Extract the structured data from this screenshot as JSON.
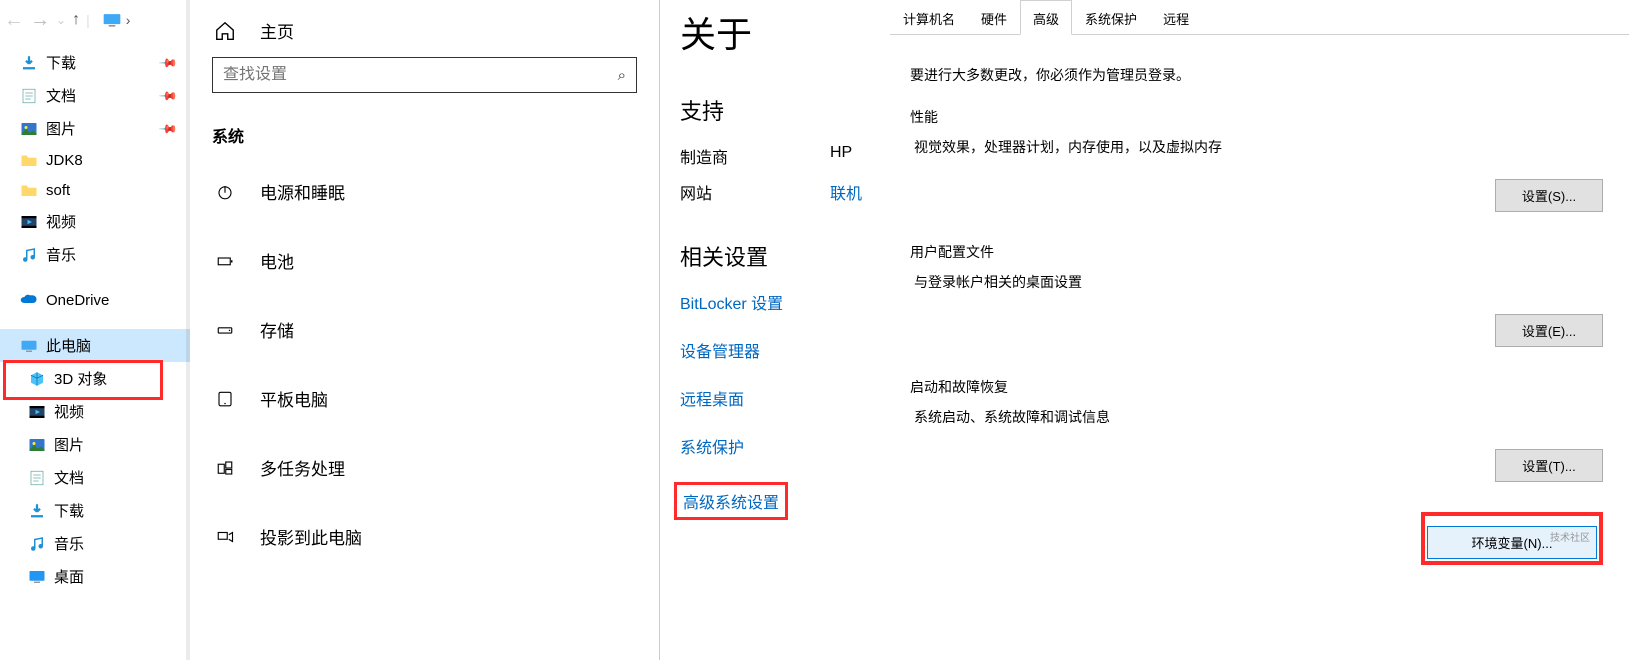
{
  "explorer": {
    "tree": [
      {
        "name": "下载",
        "icon": "download",
        "pin": true
      },
      {
        "name": "文档",
        "icon": "doc",
        "pin": true
      },
      {
        "name": "图片",
        "icon": "pic",
        "pin": true
      },
      {
        "name": "JDK8",
        "icon": "folder",
        "pin": false
      },
      {
        "name": "soft",
        "icon": "folder",
        "pin": false
      },
      {
        "name": "视频",
        "icon": "video",
        "pin": false
      },
      {
        "name": "音乐",
        "icon": "music",
        "pin": false
      }
    ],
    "onedrive": "OneDrive",
    "thispc": "此电脑",
    "pcTree": [
      {
        "name": "3D 对象",
        "icon": "3d"
      },
      {
        "name": "视频",
        "icon": "video"
      },
      {
        "name": "图片",
        "icon": "pic"
      },
      {
        "name": "文档",
        "icon": "doc"
      },
      {
        "name": "下载",
        "icon": "download"
      },
      {
        "name": "音乐",
        "icon": "music"
      },
      {
        "name": "桌面",
        "icon": "desktop"
      }
    ]
  },
  "settings": {
    "home": "主页",
    "searchPlaceholder": "查找设置",
    "systemLabel": "系统",
    "items": [
      {
        "label": "电源和睡眠",
        "icon": "power"
      },
      {
        "label": "电池",
        "icon": "battery"
      },
      {
        "label": "存储",
        "icon": "storage"
      },
      {
        "label": "平板电脑",
        "icon": "tablet"
      },
      {
        "label": "多任务处理",
        "icon": "multitask"
      },
      {
        "label": "投影到此电脑",
        "icon": "project"
      }
    ]
  },
  "about": {
    "title": "关于",
    "supportTitle": "支持",
    "rows": [
      {
        "k": "制造商",
        "v": "HP",
        "link": false
      },
      {
        "k": "网站",
        "v": "联机",
        "link": true
      }
    ],
    "relatedTitle": "相关设置",
    "links": [
      "BitLocker 设置",
      "设备管理器",
      "远程桌面",
      "系统保护",
      "高级系统设置"
    ]
  },
  "sysprop": {
    "tabs": [
      "计算机名",
      "硬件",
      "高级",
      "系统保护",
      "远程"
    ],
    "activeTab": 2,
    "adminNote": "要进行大多数更改，你必须作为管理员登录。",
    "groups": [
      {
        "legend": "性能",
        "desc": "视觉效果，处理器计划，内存使用，以及虚拟内存",
        "btn": "设置(S)..."
      },
      {
        "legend": "用户配置文件",
        "desc": "与登录帐户相关的桌面设置",
        "btn": "设置(E)..."
      },
      {
        "legend": "启动和故障恢复",
        "desc": "系统启动、系统故障和调试信息",
        "btn": "设置(T)..."
      }
    ],
    "envBtn": "环境变量(N)...",
    "watermark": "技术社区"
  }
}
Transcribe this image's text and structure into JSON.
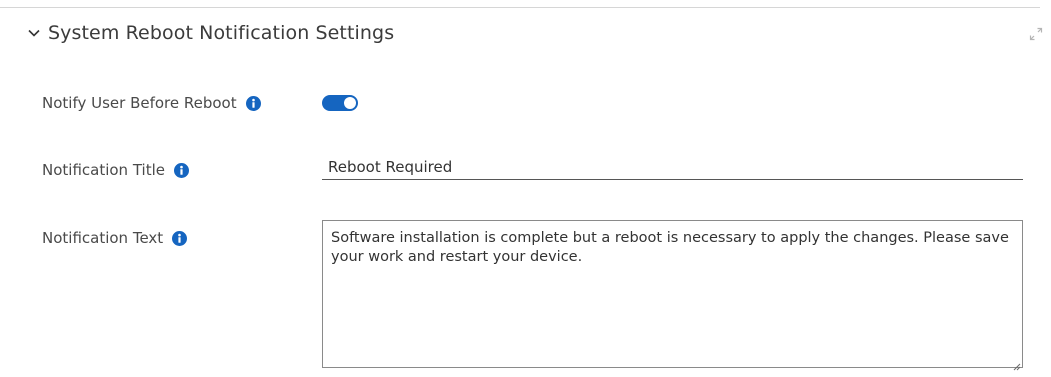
{
  "section": {
    "title": "System Reboot Notification Settings",
    "expanded": true
  },
  "notify_user": {
    "label": "Notify User Before Reboot",
    "enabled": true
  },
  "notification_title": {
    "label": "Notification Title",
    "value": "Reboot Required"
  },
  "notification_text": {
    "label": "Notification Text",
    "value": "Software installation is complete but a reboot is necessary to apply the changes. Please save your work and restart your device."
  },
  "icons": {
    "section_toggle": "chevron-down-icon",
    "expand": "expand-icon",
    "info": "info-icon"
  },
  "colors": {
    "accent": "#1565c0",
    "info_icon": "#1565c0"
  }
}
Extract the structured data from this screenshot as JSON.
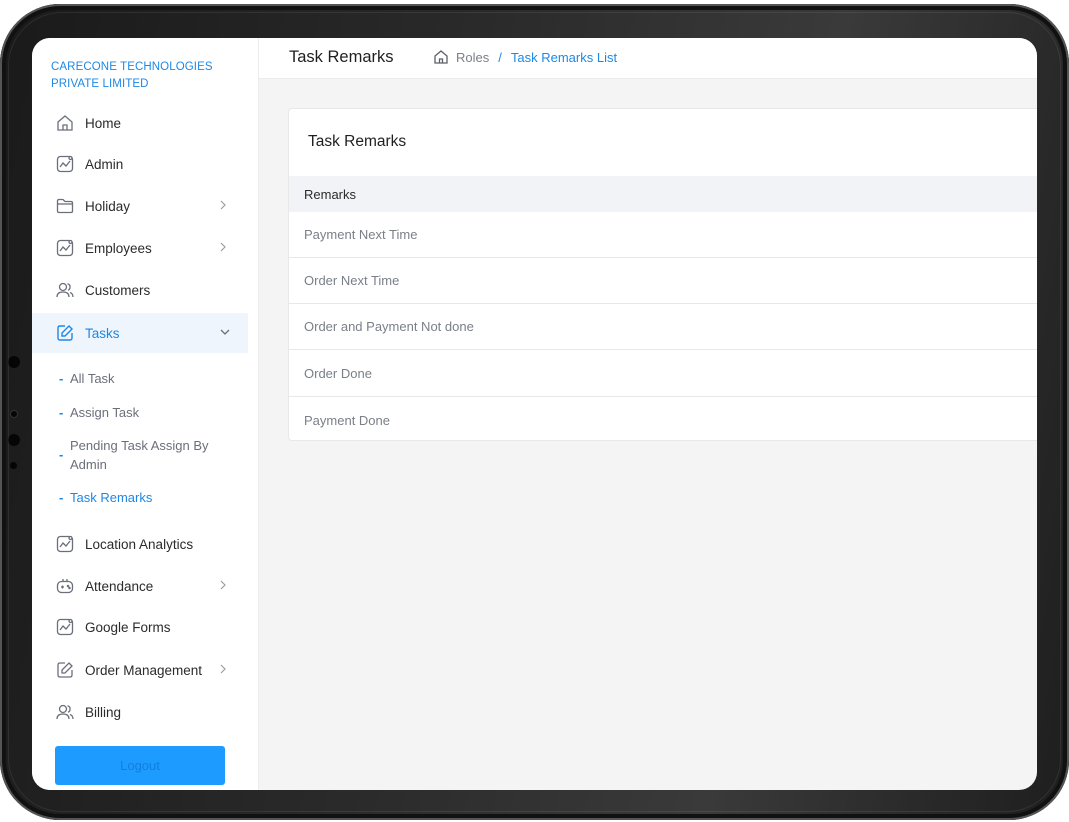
{
  "company": "CARECONE TECHNOLOGIES PRIVATE LIMITED",
  "sidebar": {
    "items": [
      {
        "label": "Home",
        "icon": "home-icon"
      },
      {
        "label": "Admin",
        "icon": "chart-icon"
      },
      {
        "label": "Holiday",
        "icon": "folder-icon",
        "has_submenu": true
      },
      {
        "label": "Employees",
        "icon": "chart-icon",
        "has_submenu": true
      },
      {
        "label": "Customers",
        "icon": "users-icon"
      },
      {
        "label": "Tasks",
        "icon": "edit-icon",
        "expanded": true,
        "active": true
      },
      {
        "label": "Location Analytics",
        "icon": "chart-icon"
      },
      {
        "label": "Attendance",
        "icon": "gamepad-icon",
        "has_submenu": true
      },
      {
        "label": "Google Forms",
        "icon": "chart-icon"
      },
      {
        "label": "Order Management",
        "icon": "edit-icon",
        "has_submenu": true
      },
      {
        "label": "Billing",
        "icon": "users-icon"
      }
    ],
    "task_subitems": [
      {
        "label": "All Task"
      },
      {
        "label": "Assign Task"
      },
      {
        "label": "Pending Task Assign By Admin"
      },
      {
        "label": "Task Remarks",
        "current": true
      }
    ],
    "logout_label": "Logout"
  },
  "header": {
    "title": "Task Remarks",
    "breadcrumb": [
      "Roles",
      "Task Remarks List"
    ],
    "separator": "/"
  },
  "card": {
    "title": "Task Remarks",
    "column_header": "Remarks",
    "rows": [
      "Payment Next Time",
      "Order Next Time",
      "Order and Payment Not done",
      "Order Done",
      "Payment Done"
    ]
  },
  "colors": {
    "accent": "#1e88e5",
    "active_bg": "#eef5fc",
    "logout_bg": "#1e9bff"
  }
}
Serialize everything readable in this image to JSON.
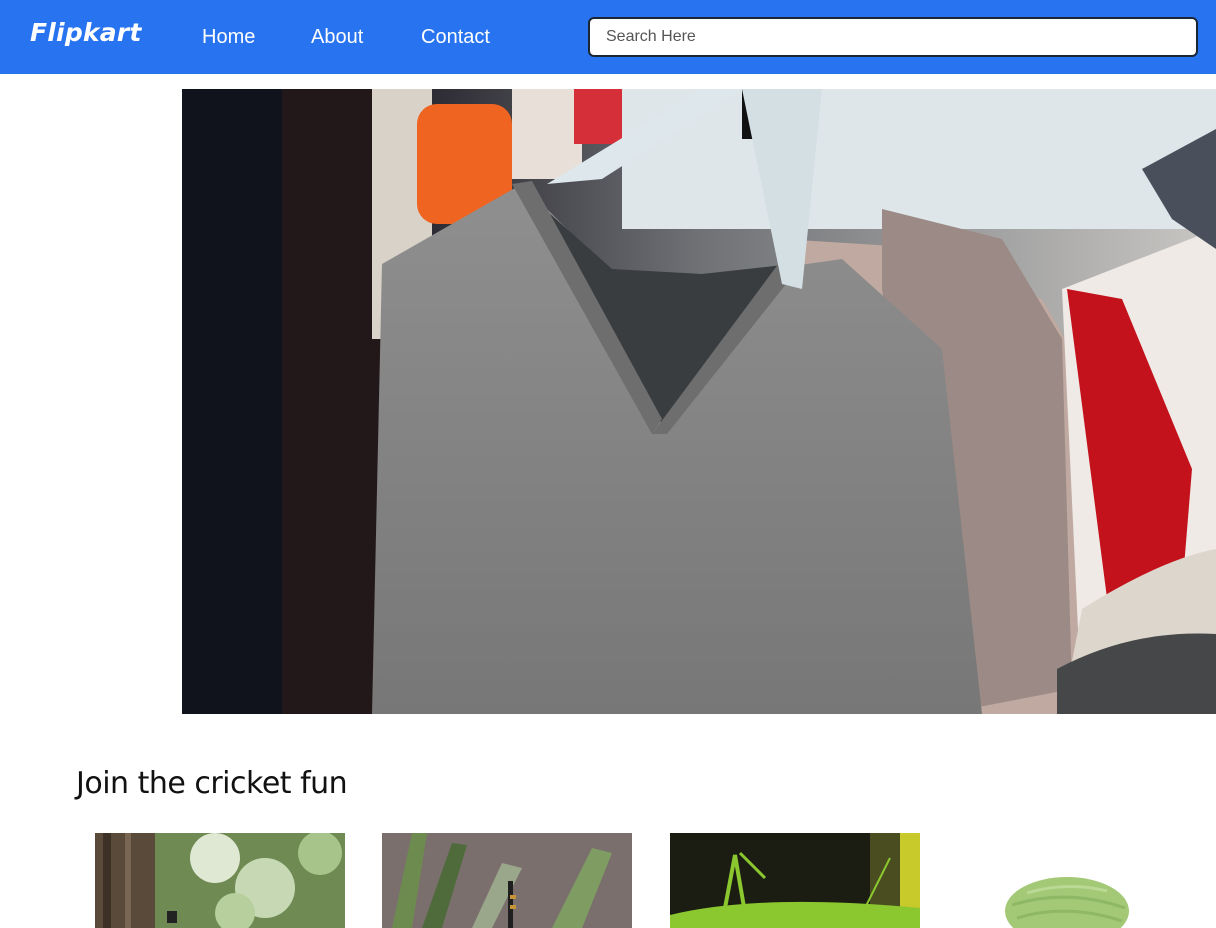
{
  "header": {
    "logo": "Flipkart",
    "nav": [
      {
        "label": "Home"
      },
      {
        "label": "About"
      },
      {
        "label": "Contact"
      }
    ],
    "search": {
      "placeholder": "Search Here",
      "value": ""
    }
  },
  "colors": {
    "navbar": "#2874f0",
    "text_on_nav": "#ffffff"
  },
  "hero": {
    "image": "clothes-rack-sweaters"
  },
  "section": {
    "title": "Join the cricket fun",
    "cards": [
      {
        "image": "insect-on-tree-bark"
      },
      {
        "image": "dragonfly-on-leaves"
      },
      {
        "image": "green-grasshopper"
      },
      {
        "image": "green-yarn-ball"
      }
    ]
  }
}
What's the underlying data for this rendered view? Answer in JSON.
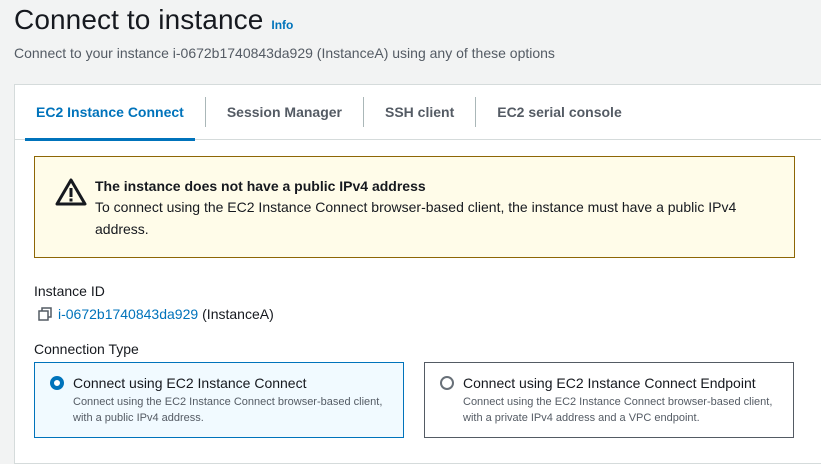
{
  "header": {
    "title": "Connect to instance",
    "info_label": "Info",
    "subtitle": "Connect to your instance i-0672b1740843da929 (InstanceA) using any of these options"
  },
  "tabs": [
    {
      "label": "EC2 Instance Connect",
      "active": true
    },
    {
      "label": "Session Manager",
      "active": false
    },
    {
      "label": "SSH client",
      "active": false
    },
    {
      "label": "EC2 serial console",
      "active": false
    }
  ],
  "alert": {
    "type": "warning",
    "icon": "warning-icon",
    "title": "The instance does not have a public IPv4 address",
    "body": "To connect using the EC2 Instance Connect browser-based client, the instance must have a public IPv4 address."
  },
  "instance": {
    "label": "Instance ID",
    "id": "i-0672b1740843da929",
    "name": "(InstanceA)",
    "icon": "copy-icon"
  },
  "connection_type": {
    "label": "Connection Type",
    "options": [
      {
        "title": "Connect using EC2 Instance Connect",
        "description": "Connect using the EC2 Instance Connect browser-based client, with a public IPv4 address.",
        "selected": true
      },
      {
        "title": "Connect using EC2 Instance Connect Endpoint",
        "description": "Connect using the EC2 Instance Connect browser-based client, with a private IPv4 address and a VPC endpoint.",
        "selected": false
      }
    ]
  },
  "colors": {
    "accent": "#0073bb",
    "warning_border": "#8d6605",
    "warning_bg": "#fffce9",
    "selected_bg": "#f1faff"
  }
}
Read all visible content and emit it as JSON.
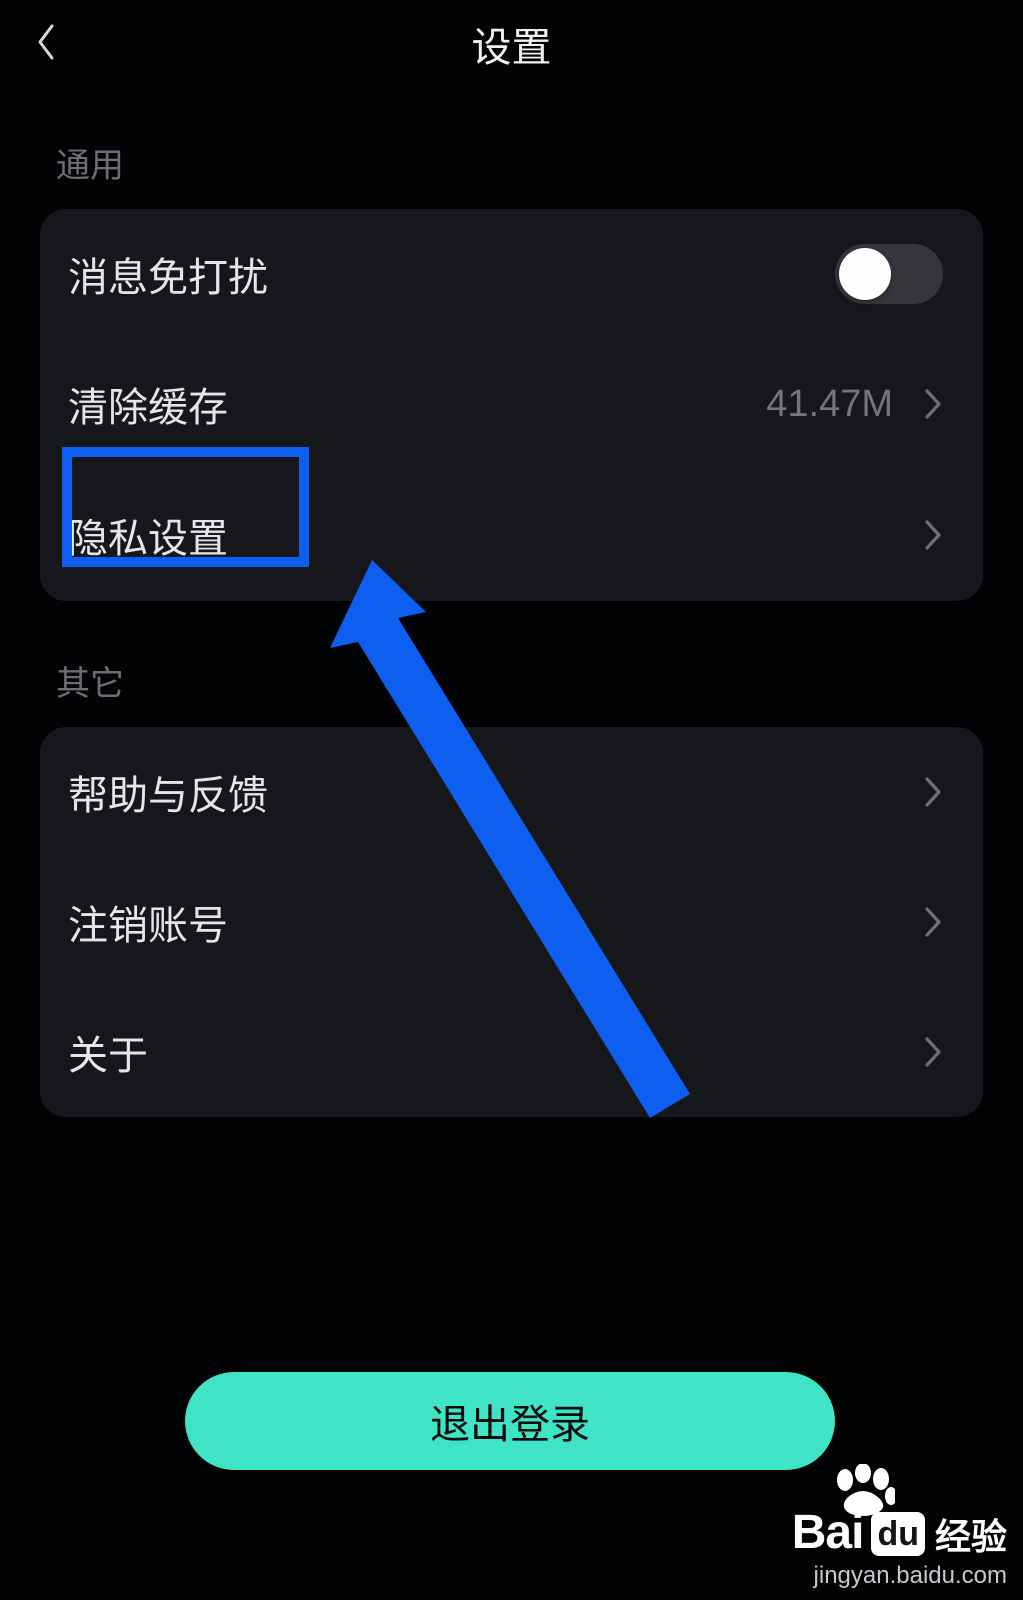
{
  "header": {
    "title": "设置"
  },
  "sections": {
    "general": {
      "label": "通用",
      "items": {
        "dnd": {
          "label": "消息免打扰",
          "toggle_on": false
        },
        "cache": {
          "label": "清除缓存",
          "value": "41.47M"
        },
        "privacy": {
          "label": "隐私设置"
        }
      }
    },
    "other": {
      "label": "其它",
      "items": {
        "help": {
          "label": "帮助与反馈"
        },
        "deactivate": {
          "label": "注销账号"
        },
        "about": {
          "label": "关于"
        }
      }
    }
  },
  "logout": {
    "label": "退出登录"
  },
  "watermark": {
    "brand_left": "Bai",
    "brand_box": "du",
    "brand_right": "经验",
    "url": "jingyan.baidu.com"
  },
  "annotation": {
    "highlight_target": "privacy",
    "arrow_color": "#0e5ef0"
  }
}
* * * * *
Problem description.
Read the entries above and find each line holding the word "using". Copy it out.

Answer box.
    "subtitle": "Connect to your instance i-0672b1740843da929 (InstanceA) using any of these options"
    "body": "To connect using the EC2 Instance Connect browser-based client, the instance must have a public IPv4 address."
        "title": "Connect using EC2 Instance Connect",
        "description": "Connect using the EC2 Instance Connect browser-based client, with a public IPv4 address.",
        "title": "Connect using EC2 Instance Connect Endpoint",
        "description": "Connect using the EC2 Instance Connect browser-based client, with a private IPv4 address and a VPC endpoint.",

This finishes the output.